The annual meeting of the Dawson County's Homeowners Association aimed to educate the community on safety during natural disasters and everyday life.

The meeting, held Saturday at the C&S Bank Community Building in downtown Dawsonville, featured guest speakers Billy Thurmond, director of Dawson County Emergency Services, and Sheriff Billy Carlisle.

Thurmond, who also serves as the county's emergency management agent, gave a presentation on being prepared for natural disasters.

He told the gathering how to be safe during fires, floods, drought and tornadoes, but also what measures the county has in place to help those hit by them.

Thurmond said that even small things people take for granted can help save lives, such as remembering to wear shoes when seeking shelter from a tornado.

He also gave each person in attendance a checklist of how to be prepared for disasters, saying that just two out of every 10 people take such precautions.

"I hope that the next time I see you all, you will have collected the things on this list for your safety," he said. "That way we can put this county's citizens at the front of being prepared for natural disasters.

"We [emergency services] are coming to help you, but the more prepared you are, the better the chance of survival."

Carlisle promoted citizen awareness and safety in his presentation, which discussed public shootings in light of recent events across the country.

"Laws and ordinances are put in place to protect us, but it's up to us to decide to follow those laws," he explained. "A lot of people in this world have chosen not to follow these laws.

"People have a free will to make their own decisions, but there are consequences to these choices."

The sheriff offered ways to stay safe when encountering a gunman.

"Step one is to flee. Get down and get out," Carlisle said. "If you can't get out, then hide. That's step two. Find as safe of a location as you can and hide until you can make it to safety."

The annual meeting also gave the homeowners group an opportunity to recognize folks who have made an impact in the community.

The Mike Brown You Care Award, created in 2000 in memory of a community activist and humanitarian, went to Ken Newell, president of RIC Rack, a local thrift store that also serves as a food bank for Dawson County.

Newell, who was not able to attend the meeting, said Tuesday he was surprised and humbled by the recognition.

"I appreciate the award very much. I'm very excited about getting it, but I would prefer to focus this as good news for RIC Rack instead of myself," he said. "So on behalf of RIC Rack, I'm very thankful for the award."

Jane Graves, president of the organization, said that Newell embodies all of the qualities of the honor.
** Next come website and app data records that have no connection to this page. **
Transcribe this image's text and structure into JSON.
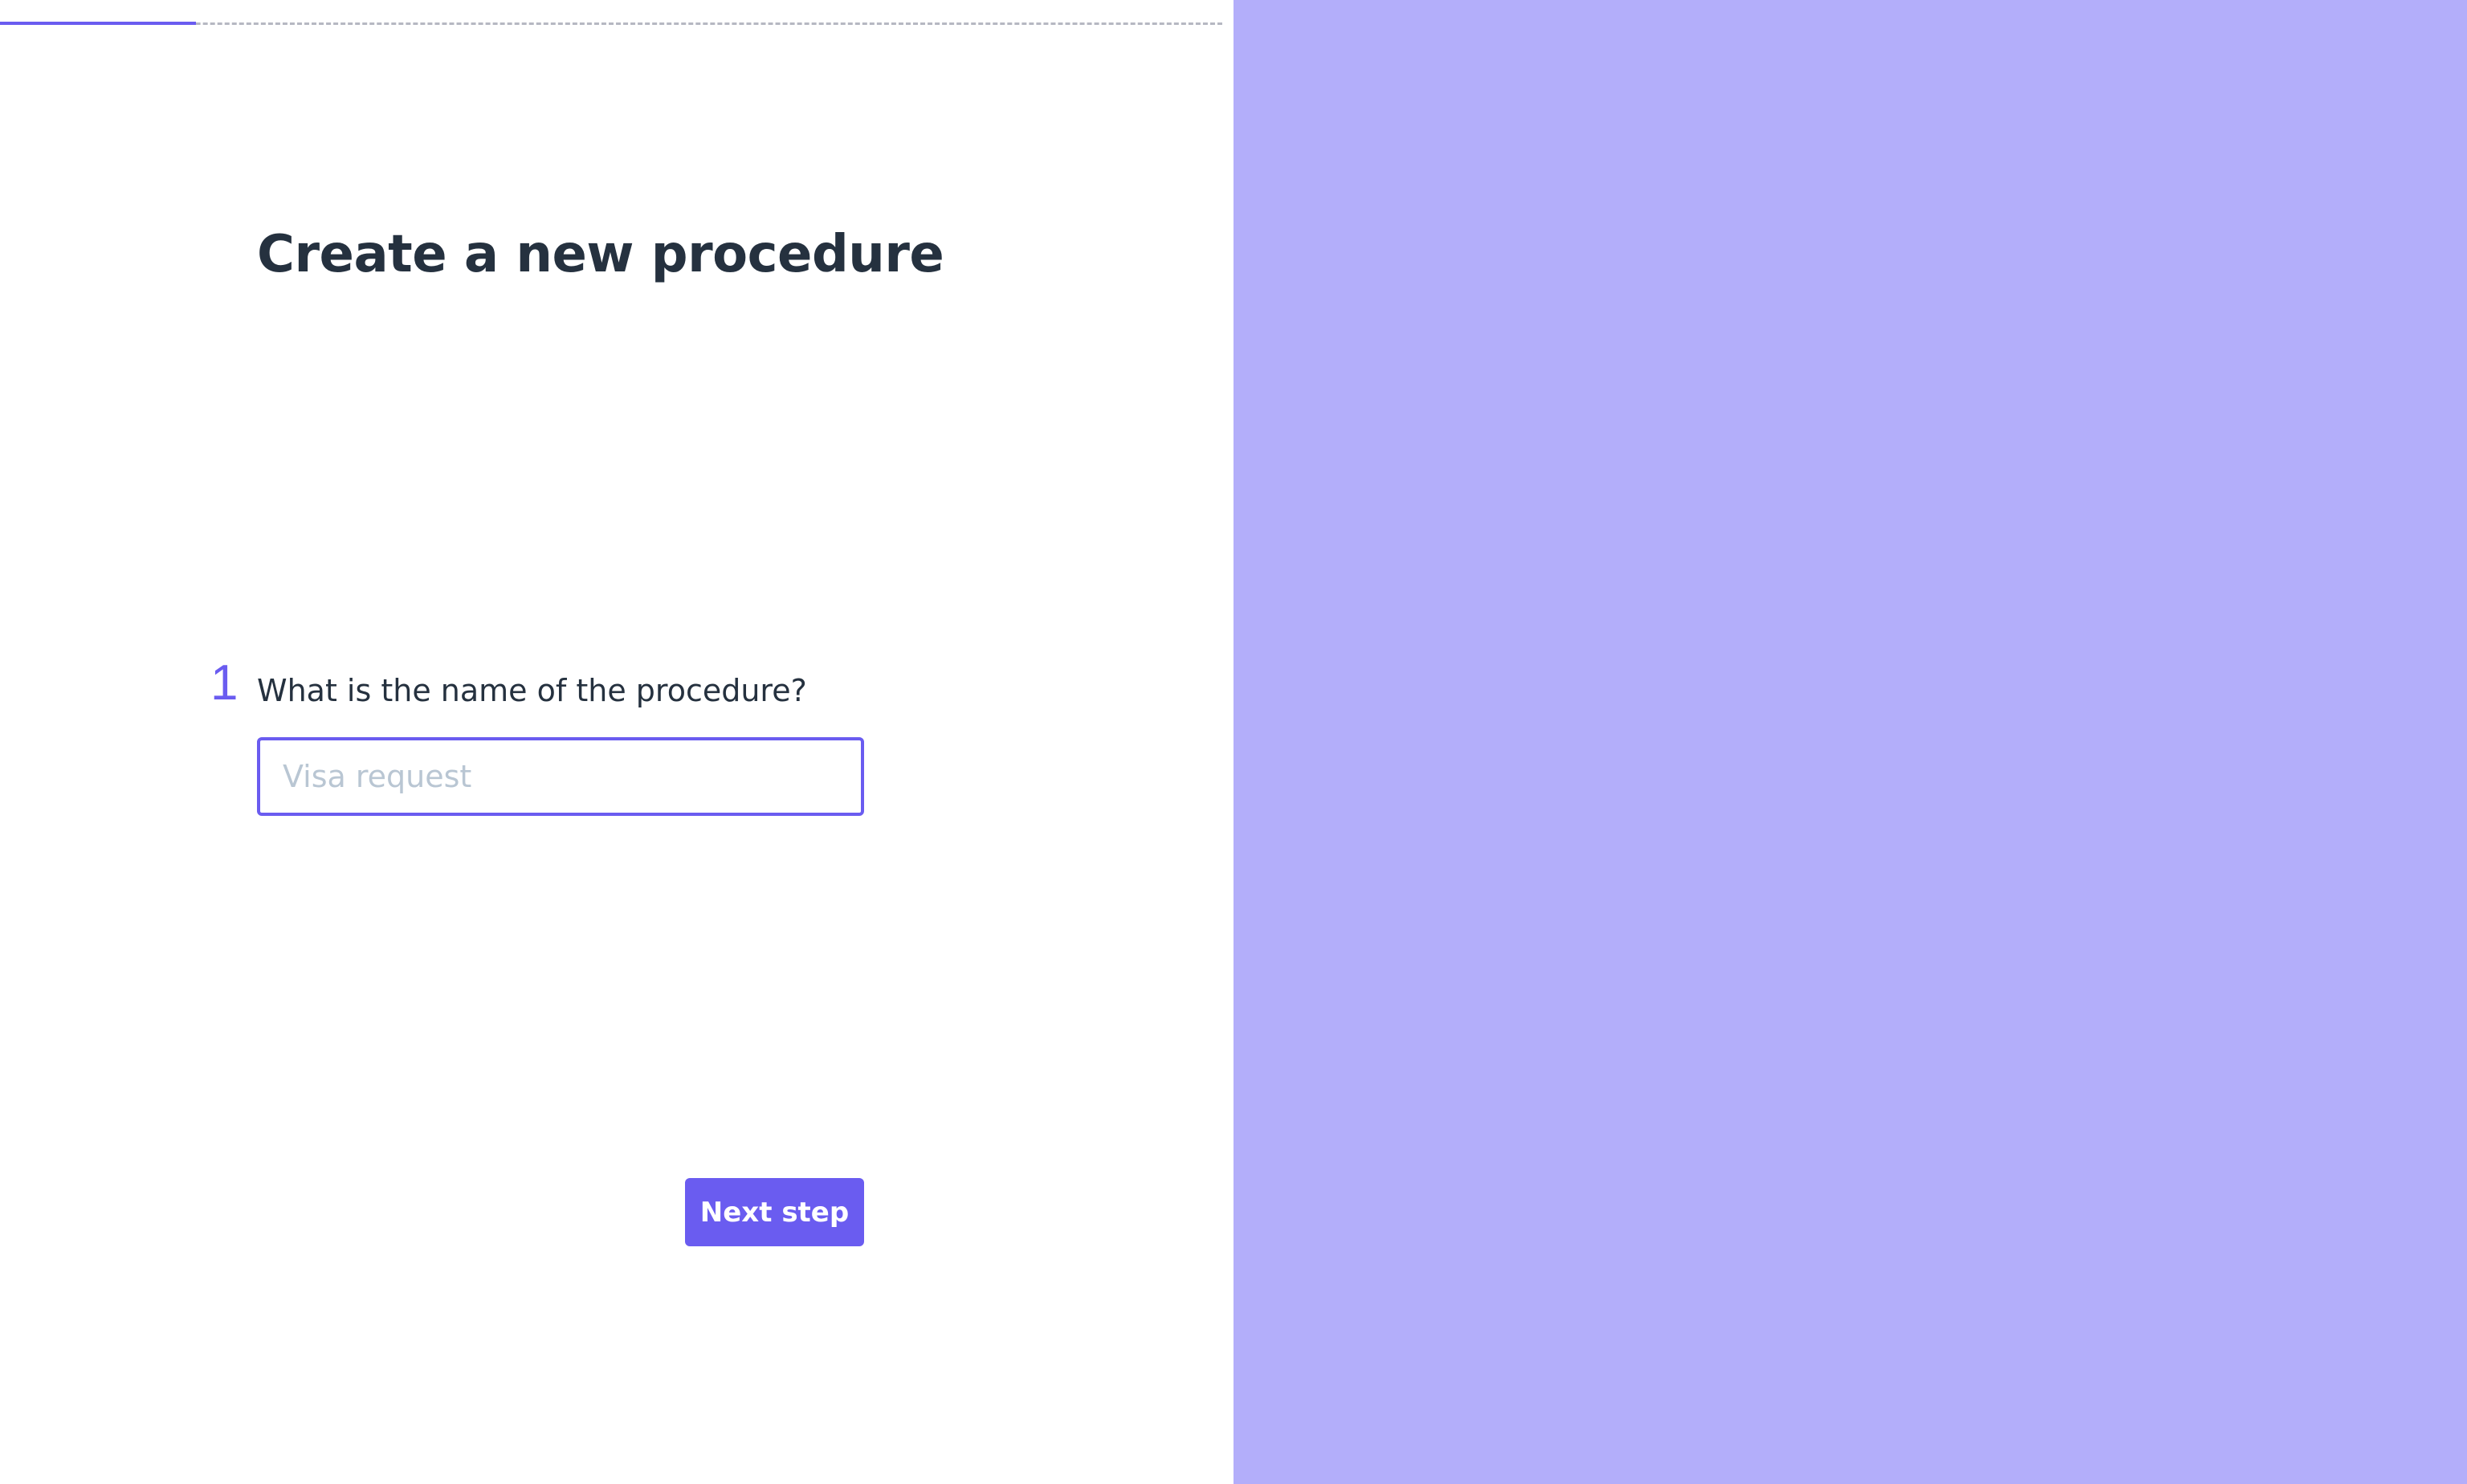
{
  "progress": {
    "fraction": 0.16,
    "fill_color": "#6a5cf0",
    "track_color": "#b6b8c2"
  },
  "page": {
    "title": "Create a new procedure"
  },
  "question": {
    "number": "1",
    "label": "What is the name of the procedure?",
    "input_placeholder": "Visa request",
    "input_value": ""
  },
  "actions": {
    "next_label": "Next step"
  },
  "colors": {
    "accent": "#6a5cf0",
    "side_panel": "#b3aefa",
    "text": "#25313f"
  }
}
"He was awarded the Morris Taylor Citizenship award in 2008 while serving on the board at the RIC Rack and he continues to serve to this day, where he has been instrumental in renovations and expansions of the property, including the food bank."

Surprising Graves, the association also recognized her for her commitment to bettering Dawson County.

"Ken is a worthy recipient of this award, but this year we felt we needed to do something different and give it to two people, because we had another standout member of our community," said Pepper Pettit, the association's vice president.

Graves said she was "overwhelmed" by the honor.

"They did sneak this up on me, I had no idea," she said. "When people say to me that one person cannot make a difference, I tell them that they have never spent a night in a room with a single mosquito."